Buzzfeed Layoffs Last Week, Now Vice Media Wields The Axe

Another new age media Company is struggling to stay afloat days after Buzzfeed moved to lay off 50% of their workforce in Australia.

Vice Media who have 61 employees in Australia is the latest media company to be swept up in a recent wave of layoffs as they burn through investor capital.

Vice’s layoffs come just a week after Buzzfeed said it would cut 15% of its workforce, or about 200 jobs, and Verizon Media Group, which includes HuffPost, Yahoo and AOL, eliminated 800 positions.
The Company that is Melbourne based claim to have 37 staff in Melbourne and 12 in Sydney.

Chief Executive Officer Nancy Dubuc announced the major reorganisation that will see 10% of their staff sacked.

Vice who are desperate to find a revenue stream that will sustain the Company, now wants to focus on film and television production, as well as branded content which organisations such as News Corp and Nine are already delivering for clients.

“Having finalized the 2019 budget, our focus shifts to executing our goals and hitting our marks,” Dubuc said in a memo sent to staff. “We will make Vice the best manifestation of itself and cement its place long into the future.”

Media analyst Ken Doctor said the media world, digital and print alike, is impacted by the Google-Facebook duopoly.

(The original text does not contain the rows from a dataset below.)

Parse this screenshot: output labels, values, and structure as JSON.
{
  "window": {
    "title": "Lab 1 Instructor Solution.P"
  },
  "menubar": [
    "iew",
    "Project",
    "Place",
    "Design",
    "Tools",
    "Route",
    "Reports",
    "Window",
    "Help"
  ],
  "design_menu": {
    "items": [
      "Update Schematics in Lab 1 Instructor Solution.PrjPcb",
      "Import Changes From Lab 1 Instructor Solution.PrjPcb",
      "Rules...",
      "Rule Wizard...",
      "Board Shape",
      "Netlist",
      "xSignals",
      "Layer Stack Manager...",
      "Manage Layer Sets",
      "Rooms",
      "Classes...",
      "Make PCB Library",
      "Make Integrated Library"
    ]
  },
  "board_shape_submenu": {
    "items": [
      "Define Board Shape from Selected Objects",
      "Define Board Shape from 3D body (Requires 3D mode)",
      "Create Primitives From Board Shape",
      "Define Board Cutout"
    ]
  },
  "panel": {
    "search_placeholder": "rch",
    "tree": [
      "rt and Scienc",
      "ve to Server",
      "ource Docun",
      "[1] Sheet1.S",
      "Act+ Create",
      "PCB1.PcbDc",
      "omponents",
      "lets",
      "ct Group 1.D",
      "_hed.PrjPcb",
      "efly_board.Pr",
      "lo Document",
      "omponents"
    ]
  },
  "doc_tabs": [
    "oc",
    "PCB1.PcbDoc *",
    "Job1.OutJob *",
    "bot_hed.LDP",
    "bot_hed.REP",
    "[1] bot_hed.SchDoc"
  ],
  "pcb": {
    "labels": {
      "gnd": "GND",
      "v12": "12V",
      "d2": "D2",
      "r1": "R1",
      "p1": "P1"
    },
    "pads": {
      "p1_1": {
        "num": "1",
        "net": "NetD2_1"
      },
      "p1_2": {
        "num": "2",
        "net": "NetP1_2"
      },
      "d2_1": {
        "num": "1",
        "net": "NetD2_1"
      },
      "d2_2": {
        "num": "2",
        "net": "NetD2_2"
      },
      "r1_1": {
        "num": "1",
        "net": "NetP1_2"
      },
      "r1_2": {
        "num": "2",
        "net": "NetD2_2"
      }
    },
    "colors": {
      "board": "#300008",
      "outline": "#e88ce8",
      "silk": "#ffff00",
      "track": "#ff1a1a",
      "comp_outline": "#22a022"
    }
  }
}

Together with Amazon, these digital ad dynamos capture a combined 62% of the digital advertising markets leaving revenue scraps for media companies that rely on advertising sales to underwrite the cost of business.

The layoffs at Vice and Buzzfeed come as Australia’s major media companies are facing a testing ­advertising market ahead of a General Election and a move by Amazon to expand their operations in Australia.

Currently much of the focus is on the pace of integration at Nine Entertainment following its $4 billion mega-merger with Fairfax Media claims the Australian.

Ad veteran John Steedman said “Obviously, with the elections coming up, businesses tend to pull back because the airwaves are dominated by the political parties,” said Mr Steedman, referring to the NSW election on March 23 and the federal election, which must be held before the end of May.

Other headwinds include a potential change of government at the federal level as well as economic uncertainty, including Brexit and the impact of US President Donald Trump.

News Corp’s strong start to the 2019 financial year is expected to continue, thanks to its vast digital real estate operations and the consolidation of its Australian television operation Foxtel last April.

At the time of its first-quarter results in November, News Corp chief executive Robert Thomson said the new financial year was off to an “impressive start”.

Analysts claim that Vice’s job cuts are not altogether unexpected. Last year they had a hiring freeze, as it attempted to reduce its workforce through attrition. Now, it has taken the more drastic step of job cuts.

You may also like
Buzzfeed Struggles Prompt Aussie News Closure
Media Companies Struggle, Despite Record Viewers
Apple Wants Half Revenue For Its “Netflix For News”
BuzzFeed: The PR Love Child Crashes & Burns, What’s Next?
BuzzFeed Launches Product Review Site